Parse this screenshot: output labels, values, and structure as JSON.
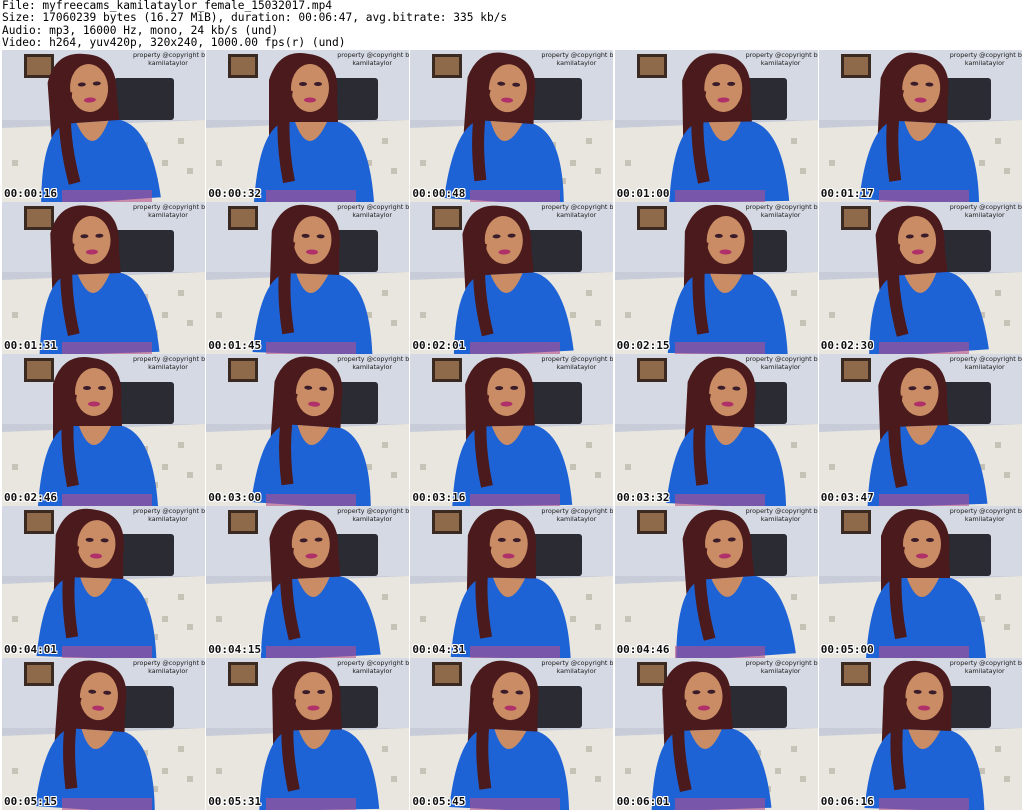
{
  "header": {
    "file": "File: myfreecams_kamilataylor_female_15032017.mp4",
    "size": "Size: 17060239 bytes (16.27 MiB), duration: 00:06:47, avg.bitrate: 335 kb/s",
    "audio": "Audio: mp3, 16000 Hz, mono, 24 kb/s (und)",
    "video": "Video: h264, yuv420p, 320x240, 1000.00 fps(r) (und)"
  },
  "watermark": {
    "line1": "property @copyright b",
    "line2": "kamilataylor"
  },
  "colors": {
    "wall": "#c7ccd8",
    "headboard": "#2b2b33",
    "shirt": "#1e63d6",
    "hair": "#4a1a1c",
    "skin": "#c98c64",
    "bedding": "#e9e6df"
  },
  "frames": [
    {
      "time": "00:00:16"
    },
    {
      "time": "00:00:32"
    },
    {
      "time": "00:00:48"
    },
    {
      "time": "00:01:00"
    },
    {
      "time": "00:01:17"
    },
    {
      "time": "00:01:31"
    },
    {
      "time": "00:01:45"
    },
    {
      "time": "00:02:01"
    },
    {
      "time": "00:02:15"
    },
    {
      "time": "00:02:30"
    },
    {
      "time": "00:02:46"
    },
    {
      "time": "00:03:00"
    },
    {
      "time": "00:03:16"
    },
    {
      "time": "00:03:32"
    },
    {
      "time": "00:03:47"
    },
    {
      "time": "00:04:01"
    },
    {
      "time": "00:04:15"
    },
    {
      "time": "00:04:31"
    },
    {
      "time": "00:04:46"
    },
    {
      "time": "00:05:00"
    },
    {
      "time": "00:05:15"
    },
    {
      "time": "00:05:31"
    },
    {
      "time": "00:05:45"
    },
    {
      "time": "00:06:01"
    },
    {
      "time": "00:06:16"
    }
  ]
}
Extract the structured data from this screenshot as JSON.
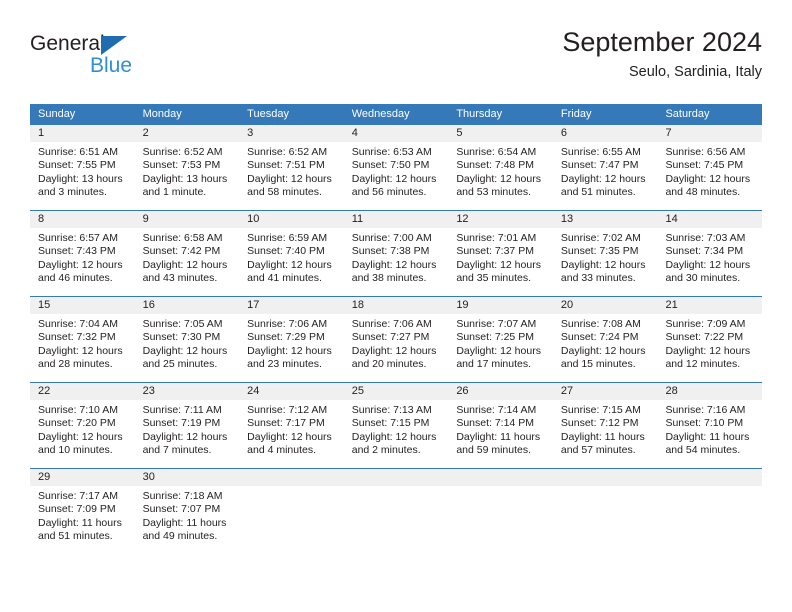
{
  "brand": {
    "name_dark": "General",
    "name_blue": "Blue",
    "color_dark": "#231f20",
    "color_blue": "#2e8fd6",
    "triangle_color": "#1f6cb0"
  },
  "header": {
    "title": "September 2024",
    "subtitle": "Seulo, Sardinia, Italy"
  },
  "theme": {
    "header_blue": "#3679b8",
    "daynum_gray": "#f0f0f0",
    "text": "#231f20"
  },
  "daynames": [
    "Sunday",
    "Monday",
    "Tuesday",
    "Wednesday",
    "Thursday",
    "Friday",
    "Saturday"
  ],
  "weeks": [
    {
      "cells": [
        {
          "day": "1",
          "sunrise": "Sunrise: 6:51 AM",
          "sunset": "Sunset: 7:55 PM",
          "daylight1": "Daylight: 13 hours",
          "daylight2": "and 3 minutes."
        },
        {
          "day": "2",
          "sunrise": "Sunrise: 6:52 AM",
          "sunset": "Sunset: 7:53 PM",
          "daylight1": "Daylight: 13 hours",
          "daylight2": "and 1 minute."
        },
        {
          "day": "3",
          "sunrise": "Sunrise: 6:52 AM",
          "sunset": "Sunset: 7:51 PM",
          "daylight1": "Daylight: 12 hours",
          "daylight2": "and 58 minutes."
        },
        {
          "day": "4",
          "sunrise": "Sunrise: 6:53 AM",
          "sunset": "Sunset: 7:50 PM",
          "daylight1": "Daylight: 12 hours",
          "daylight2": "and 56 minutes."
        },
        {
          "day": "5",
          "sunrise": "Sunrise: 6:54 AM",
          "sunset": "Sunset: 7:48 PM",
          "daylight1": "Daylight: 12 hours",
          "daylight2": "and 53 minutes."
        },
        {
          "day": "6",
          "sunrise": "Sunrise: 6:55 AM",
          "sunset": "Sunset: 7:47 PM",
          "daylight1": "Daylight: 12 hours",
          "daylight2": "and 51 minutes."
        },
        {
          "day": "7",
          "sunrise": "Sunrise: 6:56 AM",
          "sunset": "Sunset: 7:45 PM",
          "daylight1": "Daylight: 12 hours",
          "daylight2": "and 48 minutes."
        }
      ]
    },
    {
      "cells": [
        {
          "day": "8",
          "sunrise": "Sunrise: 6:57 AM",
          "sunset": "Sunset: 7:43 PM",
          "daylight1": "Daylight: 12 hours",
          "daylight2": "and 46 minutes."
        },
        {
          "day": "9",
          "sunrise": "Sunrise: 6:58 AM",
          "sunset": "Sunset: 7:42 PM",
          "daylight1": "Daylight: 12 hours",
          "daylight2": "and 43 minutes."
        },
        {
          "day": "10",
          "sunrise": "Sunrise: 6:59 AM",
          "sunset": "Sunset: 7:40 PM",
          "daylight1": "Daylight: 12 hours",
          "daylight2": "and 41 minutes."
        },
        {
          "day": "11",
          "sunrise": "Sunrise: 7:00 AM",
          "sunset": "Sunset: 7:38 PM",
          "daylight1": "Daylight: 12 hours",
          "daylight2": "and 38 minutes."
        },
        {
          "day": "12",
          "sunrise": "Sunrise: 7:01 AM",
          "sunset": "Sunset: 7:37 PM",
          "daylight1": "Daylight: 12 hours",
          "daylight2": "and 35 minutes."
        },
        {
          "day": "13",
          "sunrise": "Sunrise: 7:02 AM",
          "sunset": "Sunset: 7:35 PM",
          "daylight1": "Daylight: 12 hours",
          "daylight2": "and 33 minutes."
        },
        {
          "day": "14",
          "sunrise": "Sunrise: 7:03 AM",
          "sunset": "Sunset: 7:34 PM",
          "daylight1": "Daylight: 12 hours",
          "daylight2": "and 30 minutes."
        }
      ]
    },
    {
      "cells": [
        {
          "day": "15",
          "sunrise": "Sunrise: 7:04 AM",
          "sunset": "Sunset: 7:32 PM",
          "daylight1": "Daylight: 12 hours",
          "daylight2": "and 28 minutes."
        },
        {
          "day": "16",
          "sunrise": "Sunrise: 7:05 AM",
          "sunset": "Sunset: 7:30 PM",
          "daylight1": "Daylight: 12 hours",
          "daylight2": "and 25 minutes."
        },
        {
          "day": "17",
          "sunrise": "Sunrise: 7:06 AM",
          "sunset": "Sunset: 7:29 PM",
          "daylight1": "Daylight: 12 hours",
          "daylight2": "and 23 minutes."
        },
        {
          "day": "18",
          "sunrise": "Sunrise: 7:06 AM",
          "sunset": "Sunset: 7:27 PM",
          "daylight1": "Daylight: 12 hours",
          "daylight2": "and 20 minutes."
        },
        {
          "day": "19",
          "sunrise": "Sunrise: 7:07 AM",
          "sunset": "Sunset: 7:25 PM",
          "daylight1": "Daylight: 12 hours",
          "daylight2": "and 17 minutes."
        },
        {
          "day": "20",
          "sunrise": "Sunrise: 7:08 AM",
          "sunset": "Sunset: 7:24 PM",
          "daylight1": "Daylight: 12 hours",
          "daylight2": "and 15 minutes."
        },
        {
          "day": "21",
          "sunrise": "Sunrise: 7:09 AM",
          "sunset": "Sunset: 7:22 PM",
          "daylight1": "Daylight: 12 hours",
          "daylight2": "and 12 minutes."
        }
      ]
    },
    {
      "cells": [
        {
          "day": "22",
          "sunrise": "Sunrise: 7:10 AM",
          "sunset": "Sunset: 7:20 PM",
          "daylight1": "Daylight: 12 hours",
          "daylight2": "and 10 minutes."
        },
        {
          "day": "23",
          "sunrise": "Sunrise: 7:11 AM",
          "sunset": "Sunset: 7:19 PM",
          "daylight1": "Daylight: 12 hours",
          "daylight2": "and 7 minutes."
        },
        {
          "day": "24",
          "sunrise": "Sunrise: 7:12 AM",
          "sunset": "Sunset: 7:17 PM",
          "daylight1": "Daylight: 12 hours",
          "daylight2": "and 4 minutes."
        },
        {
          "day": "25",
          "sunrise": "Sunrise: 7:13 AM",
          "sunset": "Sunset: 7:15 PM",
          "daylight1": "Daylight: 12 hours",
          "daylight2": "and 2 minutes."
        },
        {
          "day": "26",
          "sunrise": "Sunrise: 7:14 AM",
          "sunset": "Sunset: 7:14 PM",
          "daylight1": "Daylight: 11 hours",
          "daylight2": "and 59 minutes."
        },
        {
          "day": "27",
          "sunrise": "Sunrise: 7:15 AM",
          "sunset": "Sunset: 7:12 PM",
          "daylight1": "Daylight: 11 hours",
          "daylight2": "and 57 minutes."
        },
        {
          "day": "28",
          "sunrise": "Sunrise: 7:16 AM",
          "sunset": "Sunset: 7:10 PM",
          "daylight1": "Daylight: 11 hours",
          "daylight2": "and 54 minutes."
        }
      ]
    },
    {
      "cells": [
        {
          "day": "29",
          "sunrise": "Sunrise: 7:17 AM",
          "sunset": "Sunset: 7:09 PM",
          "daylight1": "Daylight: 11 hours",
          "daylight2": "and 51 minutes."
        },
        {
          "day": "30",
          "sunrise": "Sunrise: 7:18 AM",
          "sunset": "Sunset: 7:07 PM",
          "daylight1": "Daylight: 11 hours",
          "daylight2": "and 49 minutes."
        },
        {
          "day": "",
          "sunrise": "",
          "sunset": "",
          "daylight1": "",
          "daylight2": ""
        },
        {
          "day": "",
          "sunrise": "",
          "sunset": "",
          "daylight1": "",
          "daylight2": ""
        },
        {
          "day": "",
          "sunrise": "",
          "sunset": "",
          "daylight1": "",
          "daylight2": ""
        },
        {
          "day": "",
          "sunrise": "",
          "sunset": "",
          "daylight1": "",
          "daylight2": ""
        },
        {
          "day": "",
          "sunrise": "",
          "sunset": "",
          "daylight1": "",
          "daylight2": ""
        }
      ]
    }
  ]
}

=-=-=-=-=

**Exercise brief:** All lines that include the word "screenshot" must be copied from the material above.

**Exercise answer:**
Parse this screenshot: output labels, values, and structure as JSON.
Extract the structured data from this screenshot as JSON.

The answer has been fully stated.